Background to the report

In 2016, the Ministry of Defence (the Department) published its strategy to optimise the defence estate. The Department recognised that its estate is too large and that its scale, nature and location had not evolved enough to accommodate the Armed Forces’ future needs. It proposed disposing of sites it no longer needed to help meet its 2015 Spending Review commitment to reduce the size of its built estate by 30% by 2040-41. The Department’s strategy also supported its commitment to meet government-set targets to raise £1 billion by the end of March 2021 through disposals, and to release enough land by March 2020 on which to build 55,000 homes.
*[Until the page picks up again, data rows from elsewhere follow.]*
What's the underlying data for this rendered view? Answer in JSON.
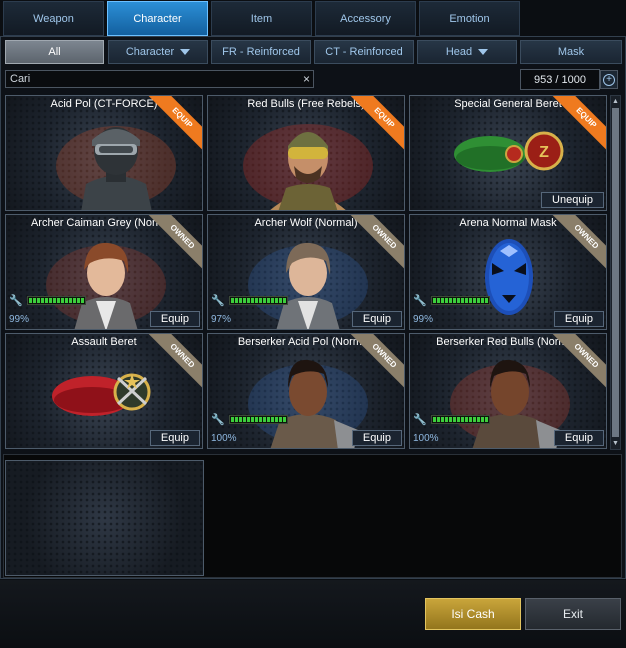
{
  "top_tabs": [
    {
      "label": "Weapon"
    },
    {
      "label": "Character"
    },
    {
      "label": "Item"
    },
    {
      "label": "Accessory"
    },
    {
      "label": "Emotion"
    }
  ],
  "filters": [
    {
      "label": "All"
    },
    {
      "label": "Character"
    },
    {
      "label": "FR - Reinforced"
    },
    {
      "label": "CT - Reinforced"
    },
    {
      "label": "Head"
    },
    {
      "label": "Mask"
    }
  ],
  "search": {
    "value": "Cari",
    "clear_icon": "×"
  },
  "inventory_count": "953 / 1000",
  "cards": [
    {
      "title": "Acid Pol (CT-FORCE)",
      "ribbon": "EQUIP",
      "durability": null,
      "action": null
    },
    {
      "title": "Red Bulls (Free Rebels)",
      "ribbon": "EQUIP",
      "durability": null,
      "action": null
    },
    {
      "title": "Special General Beret",
      "ribbon": "EQUIP",
      "durability": null,
      "action": "Unequip"
    },
    {
      "title": "Archer Caiman Grey (Normal)",
      "ribbon": "OWNED",
      "durability": "99%",
      "action": "Equip"
    },
    {
      "title": "Archer Wolf (Normal)",
      "ribbon": "OWNED",
      "durability": "97%",
      "action": "Equip"
    },
    {
      "title": "Arena Normal Mask",
      "ribbon": "OWNED",
      "durability": "99%",
      "action": "Equip"
    },
    {
      "title": "Assault Beret",
      "ribbon": "OWNED",
      "durability": null,
      "action": "Equip"
    },
    {
      "title": "Berserker Acid Pol (Normal)",
      "ribbon": "OWNED",
      "durability": "100%",
      "action": "Equip"
    },
    {
      "title": "Berserker Red Bulls (Normal)",
      "ribbon": "OWNED",
      "durability": "100%",
      "action": "Equip"
    }
  ],
  "buttons": {
    "cash": "Isi Cash",
    "exit": "Exit"
  },
  "colors": {
    "accent": "#2c8fd6",
    "equip_ribbon": "#ef7a1f",
    "owned_ribbon": "#8b7f6a",
    "cash": "#c9a53b"
  }
}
Between 1987 and 2016, the NAO reported six times on the Department’s management of its estate, highlighting a lack of progress in aligning the estate with military need. Our 2016 report concluded that the Department had started to improve its management of the estate but that the success of its latest estate optimisation strategy was uncertain, with a risk that it would not achieve its expected financial benefits.

 

Scope of the report

This study examines the Department’s progress since 2015-16 in delivering this estate optimisation strategy and disposing of sites that are no longer needed.

It sets out:

  • the defence estate and Department’s estate optimisation strategy (Part One);
  • the Department’s progress since 2015-16 in reducing its estate (Part Two); and
  • whether the Department has established the necessary conditions to achieve its estate optimisation objectives (Part Three).

Report conclusions

In 2016, the Department launched its estate optimisation strategy, which highlighted the crucial role of the estate in supporting military capability. Yet in the five years since we last reported, the Department has continued in the cycle of re-organising and re-planning its estates disposal programme and has made limited progress in rationalising its estate. It has cut the size of the built estate by just 2% and reduced its estimate of DEO Portfolio’s net benefits from £2.4 billion to £0.65 billion. Despite this, some of the changes over the past year mean that the Department is now better placed to rationalise its estate. In particular, it has resolved the funding shortfall on its estate disposal programme and has agreed site disposals with the TLBs. More broadly, the Integrated Review also provides the Department with clarity on future military capabilities and force structure, which will influence the size and location of the estate it needs.

The Department must now seize the opportunity to rationalise its estate and carry out planned disposals. It is still too early to judge whether its changes, such as the revised governance arrangements, will prove successful and the complexity and time needed to complete site disposals remain a significant challenge. Also, it is not yet clear whether cost pressures will grow as the Department better understands the costs of providing sustainable new accommodation on sites receiving relocated personnel. So far, the Department has yet to demonstrate it can deliver value for money from its estate. Continuing pressures on the use of the defence budget mean the need for a more affordable estate that supports military personnel and capabilities remains as strong now as it was in 2016.

 

Publication details:

ISBN: 9781786043733 [Buy a hard copy of this report]

HC: 293, 2021-22

Published date: June 11, 2021